You know you watch it; my wife never misses an episode. Everyone loves “The Incredible Dr. Pol,” and it’s impossible not to. The man is 75 years old, and he ventures into cow stables, takes off his shirt and pulls out stuck calves with freaking chains. Then, he calmly ventures back to his clinic and sets a kitten’s broken leg as breezily as most of us brew up a pot of coffee.
Whoever thought so much of America would be riveted each night by the real-life adventures of a veterinarian? Then again, why not? Taking care of animals is a lot more interesting than most of what happens on cable news channels, and there’s a lot less yelling.
So if you watch “Dr. Pol” (and you know you do), then you know some of the most heart-wrenching moments involve those beloved pets who have been with a family for many years and are slowing down. Every pet’s lifespan is different, but we all root for the loyal dog or the intrepid cat who’s defying the odds by reaching the ripe old age of 15, 18 or whatever other unlikely milestone it can reach.
But even a pet older than 10 is likely to have needs it did not have when it was younger. And that presents an opportunity for pet retailers.
Vets are not that different from “people doctors” in the sense that they will often recommend products—whether medications or something else—that can be purchased over the counter for pets. I am not entirely sure how you get dogs and cats to take medication when I can’t even get my teenager to eat a vegetable, but somehow pets and their owners work it out.

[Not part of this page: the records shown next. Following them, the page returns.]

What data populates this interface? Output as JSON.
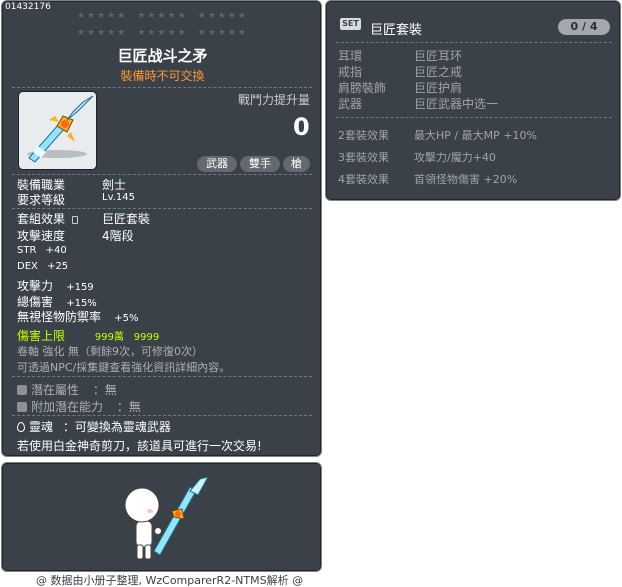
{
  "item": {
    "id": "01432176",
    "name": "巨匠战斗之矛",
    "trade_note": "裝備時不可交換",
    "combat_power_label": "戰鬥力提升量",
    "combat_power_value": "0",
    "tags": [
      "武器",
      "雙手",
      "槍"
    ],
    "stars": "★★★★★  ★★★★★  ★★★★★",
    "requirements": {
      "job_label": "裝備職業",
      "job_value": "劍士",
      "level_label": "要求等級",
      "level_value": "Lv.145"
    },
    "set_effect": {
      "label": "套組效果",
      "value": "巨匠套裝"
    },
    "attack_speed": {
      "label": "攻擊速度",
      "value": "4階段"
    },
    "stats": [
      {
        "label": "STR",
        "value": "+40"
      },
      {
        "label": "DEX",
        "value": "+25"
      },
      {
        "label": "攻擊力",
        "value": "+159"
      },
      {
        "label": "總傷害",
        "value": "+15%"
      },
      {
        "label": "無視怪物防禦率",
        "value": "+5%"
      }
    ],
    "damage_cap": {
      "label": "傷害上限",
      "value1": "999萬",
      "value2": "9999"
    },
    "upgrade_note": "卷軸 強化 無（剩餘9次，可修復0次）",
    "npc_note": "可透過NPC/採集鍵查看強化資訊詳細內容。",
    "potential": {
      "label": "潛在屬性",
      "value": "：無"
    },
    "additional_potential": {
      "label": "附加潛在能力",
      "value": "：無"
    },
    "soul": {
      "label": "靈魂",
      "value": "：可變換為靈魂武器"
    },
    "scissors_note": "若使用白金神奇剪刀，該道具可進行一次交易!"
  },
  "set": {
    "badge": "SET",
    "name": "巨匠套裝",
    "count": "0 / 4",
    "pieces": [
      {
        "slot": "耳環",
        "item": "巨匠耳环"
      },
      {
        "slot": "戒指",
        "item": "巨匠之戒"
      },
      {
        "slot": "肩膀裝飾",
        "item": "巨匠护肩"
      },
      {
        "slot": "武器",
        "item": "巨匠武器中选一"
      }
    ],
    "bonuses": [
      {
        "tier": "2套裝效果",
        "effect": "最大HP / 最大MP  +10%"
      },
      {
        "tier": "3套裝效果",
        "effect": "攻擊力/魔力+40"
      },
      {
        "tier": "4套裝效果",
        "effect": "首領怪物傷害  +20%"
      }
    ]
  },
  "footer": {
    "credit": "@ 数据由小册子整理, WzComparerR2-NTMS解析 @"
  }
}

What veterinarians find it exceedingly difficult to do, of course, is to stock all these products they might recommend to their patients. It’s easy to understand why: Veterinarians are in the business of providing a service, not merchandising. Their costs are already high with staff, equipment and space, and the last thing they need is to risk more losses on inventory spoilage because they estimate too high on their order of pet meds only to see them expire. Or worse: They guess too low and they have to explain to disappointed pet owners that they’ve run out of what they just told the owners to buy.
Throw in the fact that a vet is trained to care for animals, not to scan bar codes and bag retail products, and it simply doesn’t make sense for vets to stock these products. But, many would like the opportunity to tell their clients with confidence: Here’s where I know you can get what your pet needs.
And this presents a real opportunity for an enterprising pet retailer to form a partnership with one or several veterinarians in the same geographic area.
Retailers are more schooled at the art of buying, stocking, merchandising and managing inventory. They stock larger volumes of product and already have the infrastructure to manage it. They already have systems established to manage ordering, deliveries and inventory finance. And if there’s a veterinarian in their area, there’s a pretty good chance that the same people who frequent their stores are also the ones bringing their pets to see that vet.
Pet retailers can establish such an arrangement simply by approaching local vets and inquiring about their need to recommend products to pet owners. Vets should have a pretty good idea of the trends over time—which products they recommend, how often and whether the need is consistent or varied. They can also tell retailers which products have long shelf lives and which don’t—and thus might need to be ordered in lower quantities to prevent spoilage.
Retailers might want to offer special rates to clients of a particular vet—the classic “loss leader” strategy that gets traffic into your store for the purpose of generating other product sales at full price. That’s not necessarily the best strategy for everyone; it’s no crime to simply sell a product at the fair market price, after all.
However, depending on the likely volume, it might be a good investment in additional customer relationships. Meijer has for several years given away antibiotics for free, ostensibly because people need them so badly, but obviously it’s also part of a strategy to bring people into Meijer who might otherwise pop by the nearest CVS or Walgreens.
Even a small discount, conditioned on the customer mentioning the name of the referring vet, might engender considerable customer goodwill while also letting the store know just how much business the arrangement is generating. If you track all discount sales connected to a particular promotional code, you can also track how many other things those customers are purchasing and get a sense of whether the arrangement is working as an upselling strategy.
Keep in mind: If you’re going to do this, you need to really keep on top of your inventory and ordering. The first time a vet tells pet owners they can get what they need from you, but then they can’t because you’re out of stock of the product, it could be the end of the arrangement right there. And not unreasonably—the vet doesn’t want to look bad because he gave an assurance to a valued client and you couldn’t back it up.
There could be downsides to an arrangement like this for pet retailers. It’s possible that the demand for such products is so varied and unpredictable that your buying strategy becomes difficult to manage. A retailer can absorb and manage that problem better than the vet, but it still has the potential to become a problem. That doesn’t necessarily mean you shouldn’t do it, but it does mean you should understand the potential pitfalls and be prepared to manage them.
But another ambassador driving customers to your store is almost always a good thing, and it usually works well when two businesses with complementary needs find ways to help each other. For many pet retailers, this might be that type of opportunity.